Exercise requirements
Provide the material again, with every line intact and exact.

============================================================

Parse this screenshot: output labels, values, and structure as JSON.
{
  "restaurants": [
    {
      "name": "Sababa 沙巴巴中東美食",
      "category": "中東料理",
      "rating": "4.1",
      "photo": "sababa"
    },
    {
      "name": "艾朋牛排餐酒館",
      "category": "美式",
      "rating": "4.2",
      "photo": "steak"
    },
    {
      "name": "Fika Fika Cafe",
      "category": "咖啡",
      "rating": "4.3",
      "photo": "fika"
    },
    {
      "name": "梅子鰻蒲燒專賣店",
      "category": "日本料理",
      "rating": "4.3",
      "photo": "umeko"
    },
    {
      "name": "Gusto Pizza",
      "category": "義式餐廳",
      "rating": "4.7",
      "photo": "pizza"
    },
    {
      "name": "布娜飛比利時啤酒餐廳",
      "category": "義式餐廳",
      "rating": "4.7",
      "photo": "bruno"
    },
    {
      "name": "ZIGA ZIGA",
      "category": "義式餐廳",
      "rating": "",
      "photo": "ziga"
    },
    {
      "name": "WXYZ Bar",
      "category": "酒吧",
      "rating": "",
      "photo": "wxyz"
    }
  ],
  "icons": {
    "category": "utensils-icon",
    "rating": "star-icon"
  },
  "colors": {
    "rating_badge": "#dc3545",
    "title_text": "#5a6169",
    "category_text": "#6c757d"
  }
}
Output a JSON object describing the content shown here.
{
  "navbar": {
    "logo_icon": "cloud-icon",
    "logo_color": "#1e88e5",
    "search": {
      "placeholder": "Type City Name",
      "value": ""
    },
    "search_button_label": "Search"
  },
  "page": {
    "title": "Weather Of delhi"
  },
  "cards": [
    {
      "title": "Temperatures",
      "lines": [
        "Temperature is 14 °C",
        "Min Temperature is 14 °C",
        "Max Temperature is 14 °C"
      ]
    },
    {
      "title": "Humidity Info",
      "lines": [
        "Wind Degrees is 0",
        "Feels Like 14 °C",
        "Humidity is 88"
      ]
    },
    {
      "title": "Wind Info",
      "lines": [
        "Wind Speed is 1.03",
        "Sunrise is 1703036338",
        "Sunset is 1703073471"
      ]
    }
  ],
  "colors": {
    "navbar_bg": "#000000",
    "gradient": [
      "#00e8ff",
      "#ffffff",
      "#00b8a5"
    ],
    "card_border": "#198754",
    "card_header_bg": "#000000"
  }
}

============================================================

Written response
Parse this screenshot: output labels, values, and structure as JSON.
{
  "restaurants": [
    {
      "name": "Sababa 沙巴巴中東美食",
      "category": "中東料理",
      "rating": "4.1",
      "photo": "sababa"
    },
    {
      "name": "艾朋牛排餐酒館",
      "category": "美式",
      "rating": "4.2",
      "photo": "steak"
    },
    {
      "name": "Fika Fika Cafe",
      "category": "咖啡",
      "rating": "4.3",
      "photo": "fika"
    },
    {
      "name": "梅子鰻蒲燒專賣店",
      "category": "日本料理",
      "rating": "4.3",
      "photo": "umeko"
    },
    {
      "name": "Gusto Pizza",
      "category": "義式餐廳",
      "rating": "4.7",
      "photo": "pizza"
    },
    {
      "name": "布娜飛比利時啤酒餐廳",
      "category": "義式餐廳",
      "rating": "4.7",
      "photo": "bruno"
    },
    {
      "name": "ZIGA ZIGA",
      "category": "義式餐廳",
      "rating": "",
      "photo": "ziga"
    },
    {
      "name": "WXYZ Bar",
      "category": "酒吧",
      "rating": "",
      "photo": "wxyz"
    }
  ],
  "icons": {
    "category": "utensils-icon",
    "rating": "star-icon"
  },
  "colors": {
    "rating_badge": "#dc3545",
    "title_text": "#5a6169",
    "category_text": "#6c757d"
  }
}
Output a JSON object describing the content shown here.
{
  "navbar": {
    "logo_icon": "cloud-icon",
    "logo_color": "#1e88e5",
    "search": {
      "placeholder": "Type City Name",
      "value": ""
    },
    "search_button_label": "Search"
  },
  "page": {
    "title": "Weather Of delhi"
  },
  "cards": [
    {
      "title": "Temperatures",
      "lines": [
        "Temperature is 14 °C",
        "Min Temperature is 14 °C",
        "Max Temperature is 14 °C"
      ]
    },
    {
      "title": "Humidity Info",
      "lines": [
        "Wind Degrees is 0",
        "Feels Like 14 °C",
        "Humidity is 88"
      ]
    },
    {
      "title": "Wind Info",
      "lines": [
        "Wind Speed is 1.03",
        "Sunrise is 1703036338",
        "Sunset is 1703073471"
      ]
    }
  ],
  "colors": {
    "navbar_bg": "#000000",
    "gradient": [
      "#00e8ff",
      "#ffffff",
      "#00b8a5"
    ],
    "card_border": "#198754",
    "card_header_bg": "#000000"
  }
}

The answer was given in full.